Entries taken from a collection
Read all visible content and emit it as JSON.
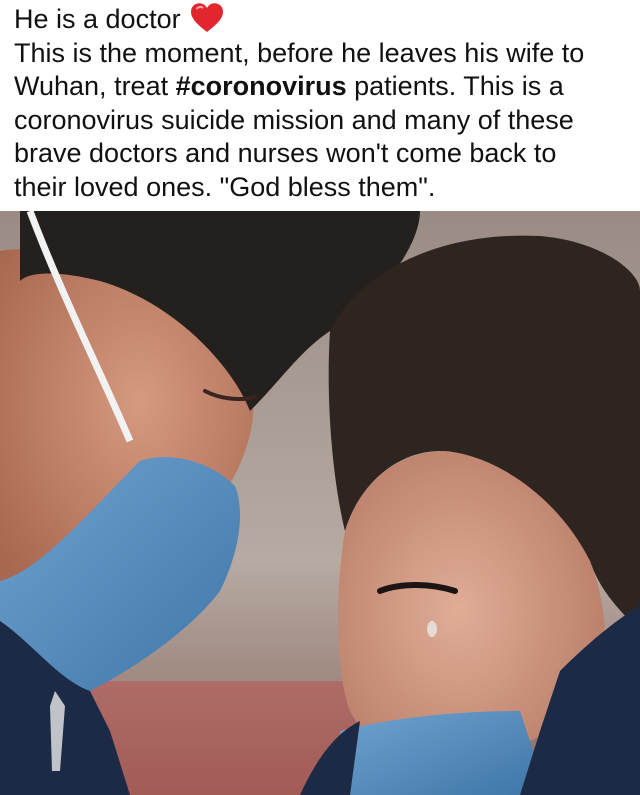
{
  "post": {
    "caption": {
      "first_line": "He is a doctor",
      "first_line_icon": "red-heart-icon",
      "line2": "This is the moment, before he leaves his wife to",
      "line3_prefix": "Wuhan, treat ",
      "hashtag": "#coronovirus",
      "line3_suffix": " patients. This is a",
      "line4": "coronovirus suicide mission and many of these",
      "line5": "brave doctors and nurses won't come back to",
      "line6": "their loved ones. \"God bless them\"."
    },
    "photo": {
      "subject": "doctor-and-wife-foreheads-touching",
      "mask_color": "#4f86b8",
      "jacket_color": "#1d2a45"
    },
    "colors": {
      "heart": "#e2262e",
      "text": "#111111",
      "background": "#ffffff"
    }
  }
}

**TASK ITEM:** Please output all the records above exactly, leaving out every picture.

**REPLY TO THE EXERCISE:**
Read all visible content and emit it as JSON.
{
  "post": {
    "caption": {
      "first_line": "He is a doctor",
      "first_line_icon": "red-heart-icon",
      "line2": "This is the moment, before he leaves his wife to",
      "line3_prefix": "Wuhan, treat ",
      "hashtag": "#coronovirus",
      "line3_suffix": " patients. This is a",
      "line4": "coronovirus suicide mission and many of these",
      "line5": "brave doctors and nurses won't come back to",
      "line6": "their loved ones. \"God bless them\"."
    },
    "photo": {
      "subject": "doctor-and-wife-foreheads-touching",
      "mask_color": "#4f86b8",
      "jacket_color": "#1d2a45"
    },
    "colors": {
      "heart": "#e2262e",
      "text": "#111111",
      "background": "#ffffff"
    }
  }
}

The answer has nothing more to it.